Exercise objective =>
The material below should be copied line for line, please, with pictures omitted.

(Beginning of Source data)

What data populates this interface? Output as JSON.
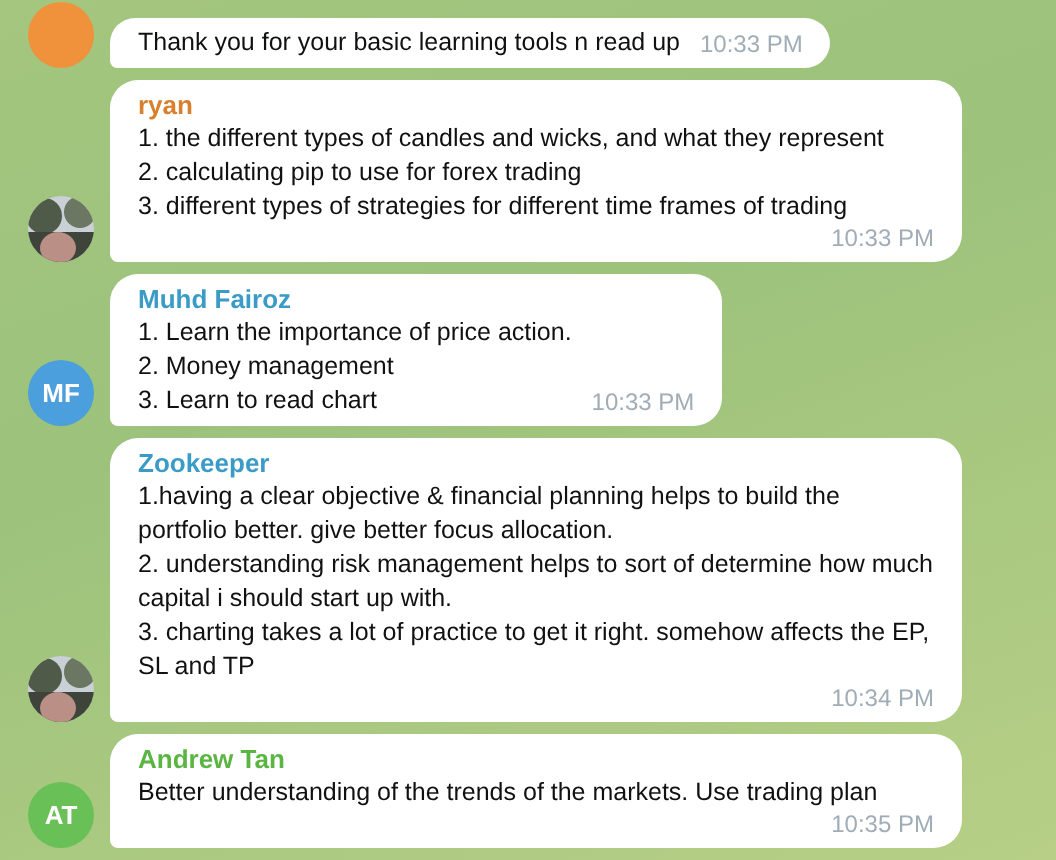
{
  "messages": [
    {
      "avatar": {
        "kind": "initials",
        "color": "#f0913c"
      },
      "text": "Thank you for your basic learning tools n read up",
      "time": "10:33 PM"
    },
    {
      "sender": "ryan",
      "color": "#d9802e",
      "text": "1. the different types of candles and wicks, and what they represent\n2. calculating pip to use for forex trading\n3. different types of strategies for different time frames of trading",
      "time": "10:33 PM"
    },
    {
      "sender": "Muhd Fairoz",
      "color": "#3a9cc6",
      "avatar": {
        "kind": "initials",
        "initials": "MF",
        "color": "#4a9fdc"
      },
      "text": "1. Learn the importance of price action.\n2. Money management\n3. Learn to read chart",
      "time": "10:33 PM"
    },
    {
      "sender": "Zookeeper",
      "color": "#3a9cc6",
      "text": "1.having a clear objective & financial planning helps to build the portfolio better. give better focus allocation.\n2. understanding risk management helps to sort of determine how much capital i should start up with.\n3. charting takes a lot of practice to get it right. somehow affects the EP, SL and TP",
      "time": "10:34 PM"
    },
    {
      "sender": "Andrew Tan",
      "color": "#5bb543",
      "avatar": {
        "kind": "initials",
        "initials": "AT",
        "color": "#68c057"
      },
      "text": "Better understanding of the trends of the markets. Use trading plan",
      "time": "10:35 PM"
    }
  ]
}
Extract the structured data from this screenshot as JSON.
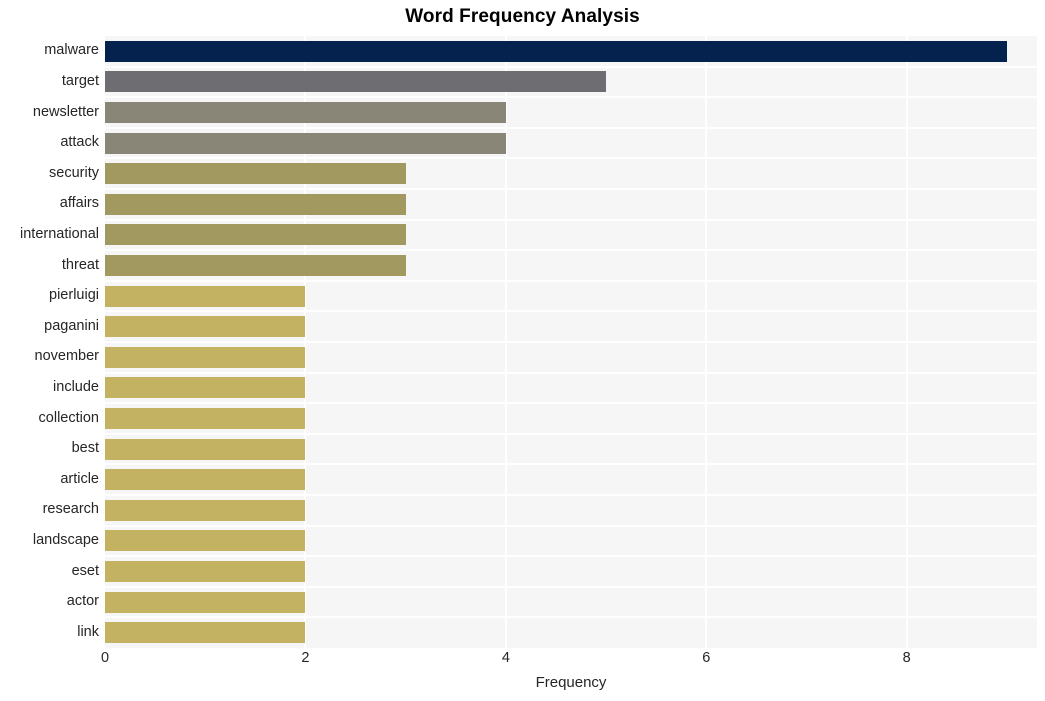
{
  "chart_data": {
    "type": "bar",
    "orientation": "horizontal",
    "title": "Word Frequency Analysis",
    "xlabel": "Frequency",
    "ylabel": "",
    "xlim": [
      0,
      9.3
    ],
    "xticks": [
      0,
      2,
      4,
      6,
      8
    ],
    "xtick_labels": [
      "0",
      "2",
      "4",
      "6",
      "8"
    ],
    "grid": true,
    "legend": "none",
    "categories": [
      "malware",
      "target",
      "newsletter",
      "attack",
      "security",
      "affairs",
      "international",
      "threat",
      "pierluigi",
      "paganini",
      "november",
      "include",
      "collection",
      "best",
      "article",
      "research",
      "landscape",
      "eset",
      "actor",
      "link"
    ],
    "values": [
      9,
      5,
      4,
      4,
      3,
      3,
      3,
      3,
      2,
      2,
      2,
      2,
      2,
      2,
      2,
      2,
      2,
      2,
      2,
      2
    ],
    "bar_colors": [
      "#05224f",
      "#6e6e72",
      "#8a8677",
      "#8a8677",
      "#a1995f",
      "#a1995f",
      "#a1995f",
      "#a1995f",
      "#c4b263",
      "#c4b263",
      "#c4b263",
      "#c4b263",
      "#c4b263",
      "#c4b263",
      "#c4b263",
      "#c4b263",
      "#c4b263",
      "#c4b263",
      "#c4b263",
      "#c4b263"
    ],
    "plot_background": "#f6f6f6",
    "gridline_color": "#ffffff",
    "text_color": "#262626",
    "figure_background": "#ffffff"
  }
}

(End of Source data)

Solution =>
What data populates this interface? Output as JSON.
{
  "messages": [
    {
      "avatar": {
        "kind": "initials",
        "color": "#f0913c"
      },
      "text": "Thank you for your basic learning tools n read up",
      "time": "10:33 PM"
    },
    {
      "sender": "ryan",
      "color": "#d9802e",
      "text": "1. the different types of candles and wicks, and what they represent\n2. calculating pip to use for forex trading\n3. different types of strategies for different time frames of trading",
      "time": "10:33 PM"
    },
    {
      "sender": "Muhd Fairoz",
      "color": "#3a9cc6",
      "avatar": {
        "kind": "initials",
        "initials": "MF",
        "color": "#4a9fdc"
      },
      "text": "1. Learn the importance of price action.\n2. Money management\n3. Learn to read chart",
      "time": "10:33 PM"
    },
    {
      "sender": "Zookeeper",
      "color": "#3a9cc6",
      "text": "1.having a clear objective & financial planning helps to build the portfolio better. give better focus allocation.\n2. understanding risk management helps to sort of determine how much capital i should start up with.\n3. charting takes a lot of practice to get it right. somehow affects the EP, SL and TP",
      "time": "10:34 PM"
    },
    {
      "sender": "Andrew Tan",
      "color": "#5bb543",
      "avatar": {
        "kind": "initials",
        "initials": "AT",
        "color": "#68c057"
      },
      "text": "Better understanding of the trends of the markets. Use trading plan",
      "time": "10:35 PM"
    }
  ]
}
Extract the structured data from this screenshot as JSON.
{
  "chart_data": {
    "type": "bar",
    "orientation": "horizontal",
    "title": "Word Frequency Analysis",
    "xlabel": "Frequency",
    "ylabel": "",
    "xlim": [
      0,
      9.3
    ],
    "xticks": [
      0,
      2,
      4,
      6,
      8
    ],
    "xtick_labels": [
      "0",
      "2",
      "4",
      "6",
      "8"
    ],
    "grid": true,
    "legend": "none",
    "categories": [
      "malware",
      "target",
      "newsletter",
      "attack",
      "security",
      "affairs",
      "international",
      "threat",
      "pierluigi",
      "paganini",
      "november",
      "include",
      "collection",
      "best",
      "article",
      "research",
      "landscape",
      "eset",
      "actor",
      "link"
    ],
    "values": [
      9,
      5,
      4,
      4,
      3,
      3,
      3,
      3,
      2,
      2,
      2,
      2,
      2,
      2,
      2,
      2,
      2,
      2,
      2,
      2
    ],
    "bar_colors": [
      "#05224f",
      "#6e6e72",
      "#8a8677",
      "#8a8677",
      "#a1995f",
      "#a1995f",
      "#a1995f",
      "#a1995f",
      "#c4b263",
      "#c4b263",
      "#c4b263",
      "#c4b263",
      "#c4b263",
      "#c4b263",
      "#c4b263",
      "#c4b263",
      "#c4b263",
      "#c4b263",
      "#c4b263",
      "#c4b263"
    ],
    "plot_background": "#f6f6f6",
    "gridline_color": "#ffffff",
    "text_color": "#262626",
    "figure_background": "#ffffff"
  }
}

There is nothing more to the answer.